103,260 tax returns would have been processed incorrectly.

5,517,200 cases of soft drinks produced during the year would have been flat.

Two plane landings would have been unsafe at O'Hare International airport per day.

291 pacemaker operations would have been performed incorrectly during the year.

20,000 incorrect drug prescriptions would have been written during the year.

107 incorrect medical procedures would be performed per day.

According to Gabel, an acceptable level of quality is a trap or form of corporate quicksand.

_________________________________________

Related summaries:

Albright, T. L. and H. Roth. 1992. The measurement of quality costs: An alternative paradigm. Accounting Horizons (June): 15-27. (Summary).

Albright, T. L. and H. Roth. 1993. Controlling quality on a multidimensional level. Journal of Cost Management (Spring): 29-37. (Summary).

Albright, T. L. and H. P. Roth. 1994. Managing quality through the quality loss function. Journal of Cost Management (Winter): 20-37. (Summary).

Anderson, S. W. and K. Sedatole. 1998. Designing quality into products: The use of accounting data in new product development. Accounting Horizons (September): 213-233. (Summary).

Carr, L. P. 1995. How Xerox sustains the cost of quality. Management Accounting (August): 26-32. (Summary).

Carr, L. P. and L. A. Ponemon. 1994. The behavior of quality costs: Clarifying the confusion. Journal of Cost Management (Summer): 26-34. (Summary).
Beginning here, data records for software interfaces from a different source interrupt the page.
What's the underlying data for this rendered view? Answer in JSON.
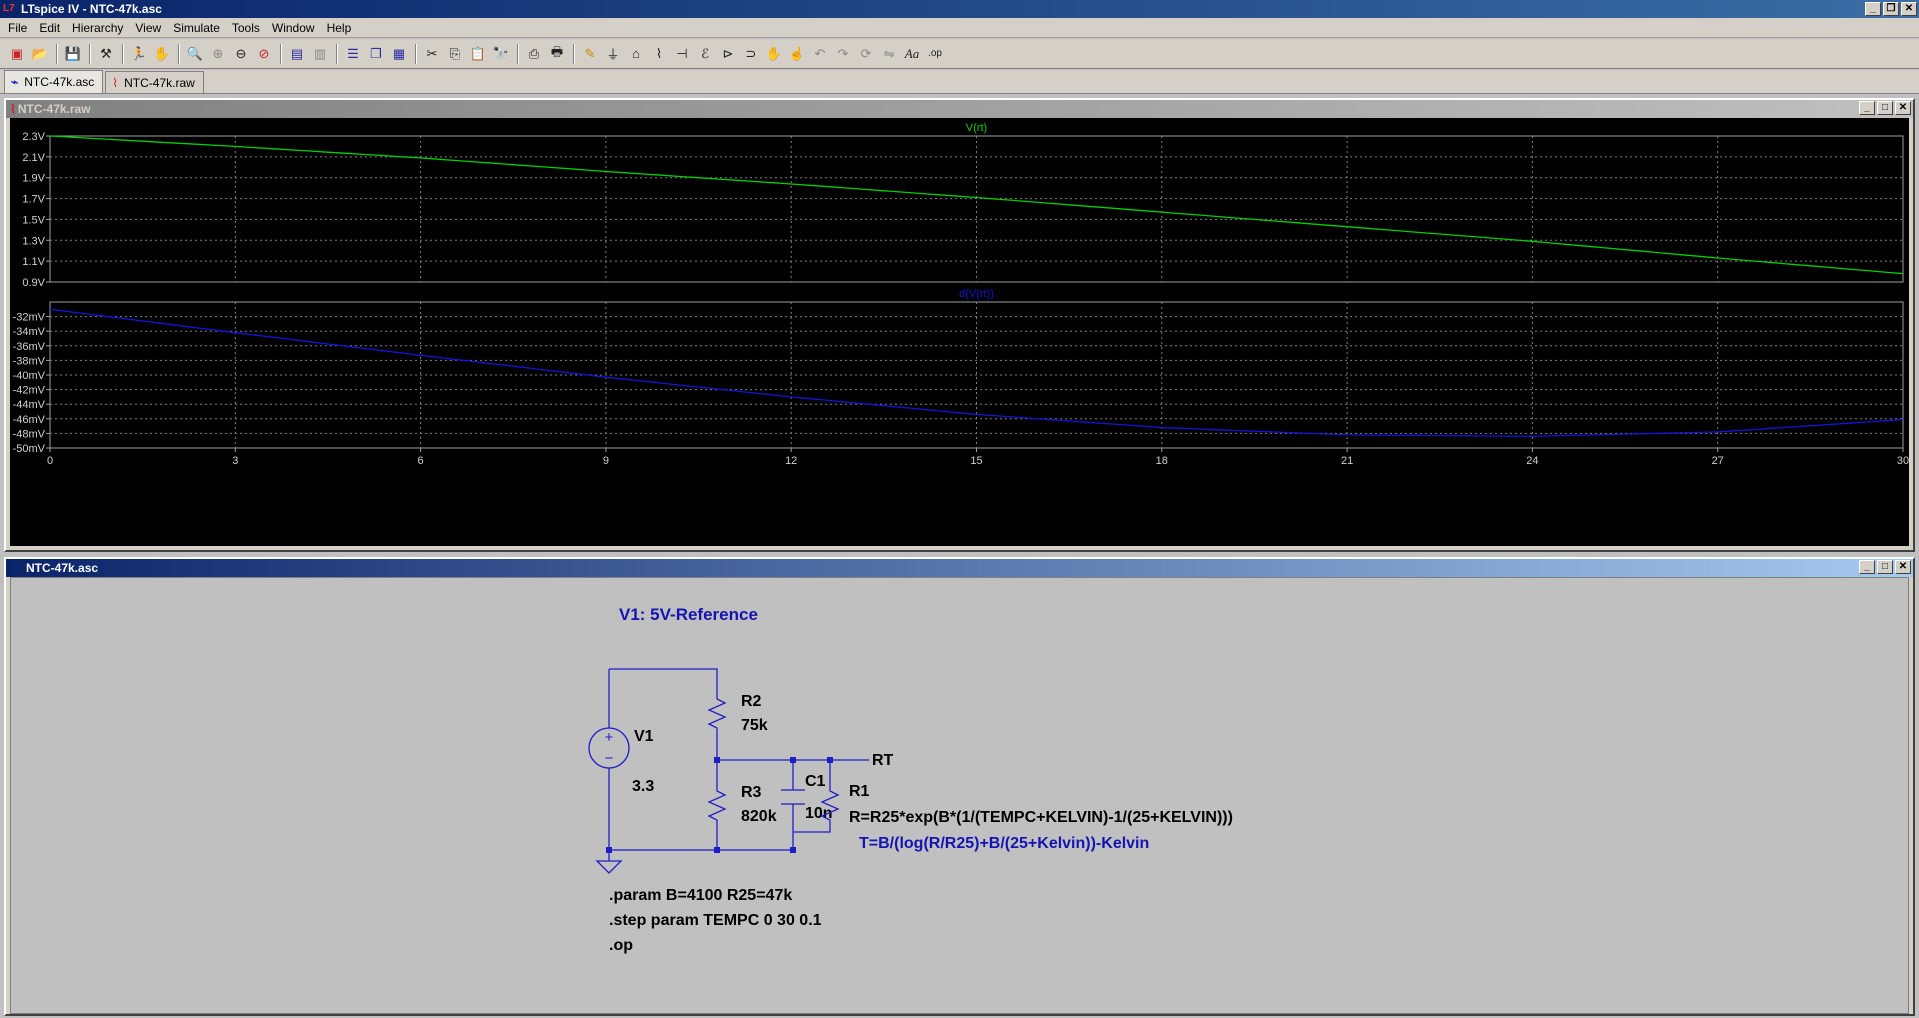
{
  "app": {
    "title": "LTspice IV - NTC-47k.asc",
    "icon": "ltspice-logo"
  },
  "menu": [
    "File",
    "Edit",
    "Hierarchy",
    "View",
    "Simulate",
    "Tools",
    "Window",
    "Help"
  ],
  "toolbar": {
    "icons": [
      "new-schematic-icon",
      "open-icon",
      "save-icon",
      "control-panel-icon",
      "run-icon",
      "halt-icon",
      "zoom-in-icon",
      "zoom-fit-icon",
      "zoom-out-icon",
      "zoom-cancel-icon",
      "autorange-icon",
      "plot-settings-icon",
      "tile-horizontal-icon",
      "cascade-icon",
      "tile-vertical-icon",
      "cut-icon",
      "copy-icon",
      "paste-icon",
      "find-icon",
      "print-setup-icon",
      "print-icon",
      "draw-wire-icon",
      "ground-icon",
      "label-net-icon",
      "resistor-icon",
      "capacitor-icon",
      "inductor-icon",
      "diode-icon",
      "component-icon",
      "move-icon",
      "drag-icon",
      "undo-icon",
      "redo-icon",
      "rotate-icon",
      "mirror-icon",
      "text-icon",
      "spice-directive-icon"
    ]
  },
  "tabs": [
    {
      "label": "NTC-47k.asc",
      "icon": "schematic-icon",
      "active": true
    },
    {
      "label": "NTC-47k.raw",
      "icon": "waveform-icon",
      "active": false
    }
  ],
  "plot_window": {
    "title": "NTC-47k.raw"
  },
  "schematic_window": {
    "title": "NTC-47k.asc"
  },
  "colors": {
    "trace1": "#00d000",
    "trace2": "#1414d8",
    "grid": "#808080",
    "wire": "#1e1ec8",
    "text_blue": "#1414b4"
  },
  "chart_data": [
    {
      "type": "line",
      "title": "V(rt)",
      "x": [
        0,
        3,
        6,
        9,
        12,
        15,
        18,
        21,
        24,
        27,
        30
      ],
      "x_ticks": [
        "0",
        "3",
        "6",
        "9",
        "12",
        "15",
        "18",
        "21",
        "24",
        "27",
        "30"
      ],
      "xlim": [
        0,
        30
      ],
      "series": [
        {
          "name": "V(rt)",
          "color": "#00d000",
          "values": [
            2.3,
            2.2,
            2.09,
            1.96,
            1.84,
            1.71,
            1.57,
            1.43,
            1.29,
            1.13,
            0.98
          ]
        }
      ],
      "y_ticks": [
        "0.9V",
        "1.1V",
        "1.3V",
        "1.5V",
        "1.7V",
        "1.9V",
        "2.1V",
        "2.3V"
      ],
      "ylim": [
        0.9,
        2.3
      ],
      "grid": true
    },
    {
      "type": "line",
      "title": "d(V(rt))",
      "x": [
        0,
        3,
        6,
        9,
        12,
        15,
        18,
        21,
        24,
        27,
        30
      ],
      "xlim": [
        0,
        30
      ],
      "series": [
        {
          "name": "d(V(rt))",
          "color": "#1414d8",
          "values": [
            -31.0,
            -34.2,
            -37.3,
            -40.3,
            -43.0,
            -45.4,
            -47.2,
            -48.2,
            -48.4,
            -47.8,
            -46.1
          ]
        }
      ],
      "y_ticks": [
        "-32mV",
        "-34mV",
        "-36mV",
        "-38mV",
        "-40mV",
        "-42mV",
        "-44mV",
        "-46mV",
        "-48mV",
        "-50mV"
      ],
      "ylim": [
        -50,
        -30
      ],
      "grid": true
    }
  ],
  "schematic": {
    "header": "V1: 5V-Reference",
    "v1_name": "V1",
    "v1_value": "3.3",
    "r2_name": "R2",
    "r2_value": "75k",
    "r3_name": "R3",
    "r3_value": "820k",
    "c1_name": "C1",
    "c1_value": "10n",
    "r1_name": "R1",
    "r1_value": "R=R25*exp(B*(1/(TEMPC+KELVIN)-1/(25+KELVIN)))",
    "net_label": "RT",
    "comment": "T=B/(log(R/R25)+B/(25+Kelvin))-Kelvin",
    "directives": [
      ".param B=4100 R25=47k",
      ".step param TEMPC 0 30 0.1",
      ".op"
    ]
  }
}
Deming, W. E. 1993. The New Economics for Industry For Industry, Government & Education. Cambridge: Massachusetts Institute of Technology Center for Advanced Engineering Study. Chapter 10. (Summary).

Fargher, N. and D. Morse 1998. Quality costs: Planning the trade-off between prevention and appraisal activities. Journal of Cost Management (January/February): 14-22. (Summary).

Hughes, S. B. and D. M. Willis. 1995. How quality control concepts can reduce environmental expenditures. Journal of Cost Management (Summer): 15-19. (Summary).

Kettering, R. C. 2001. Accounting for quality with nonfinancial measures: A simple no-cost program for the small company. Management Accounting Quarterly (Spring): 14-19. (Summary).

Kim, M. W. and W. M. Liao. 1994. Estimating hidden quality costs with quality loss functions. Accounting Horizons (March): 8-18. (Summary).

Lucier, G. T. and S. Seshadri. 2001. GE takes six sigma beyond the bottom line. Strategic Finance (May): 40-46. (Summary).

Martin, J. R. Not dated. Summary of the 1992 PBS Program Quality or Else. Management And Accounting Web. http://maaw.info/QualityOrElse.htm

Morse, W. J. 1983. Measuring quality costs. Cost and Management (July-August): 16-20. (Summary).

Pasewark, W.R. 1991. The evolution of quality control costs in U.S. manufacturing. Journal of Cost Management (Spring): 46-52. (Summary).

Roehm, H. A., D. Klein and J. F. Castellano. 1995. Blending quality theories for continuous improvement. Management Accounting (February): 26-32. (Summary).

Roth, H. P. and T. L. Albright. 1994. What are the costs of variability? Management Accounting (June): 51- 55. (Summary).

Rust, K. G. 1995. Measuring the costs of quality. Management Accounting (August): 33-37. (Summary).

Sedatole, K. L. 2003. The effect of measurement alternatives on a nonfinancial quality measure's forward-looking properties. The Accounting Review (April): 555-580. (Summary) and (JSTOR link).

Shank, J. K. and V. Govindarajan. 1994. Measuring the "cost of quality": A strategic cost management perspective. Journal of Cost Management (Summer): 5-17. (Summary).

Sjoblom, L. M. 1998. Financial information and quality management - Is there a role for accountants? Accounting Horizons (December): 363-373. (Summary).

Taguchi, G. and D. Clausing. 1990. Robust quality. Harvard Business Review (January-February): 67-75. (Summary).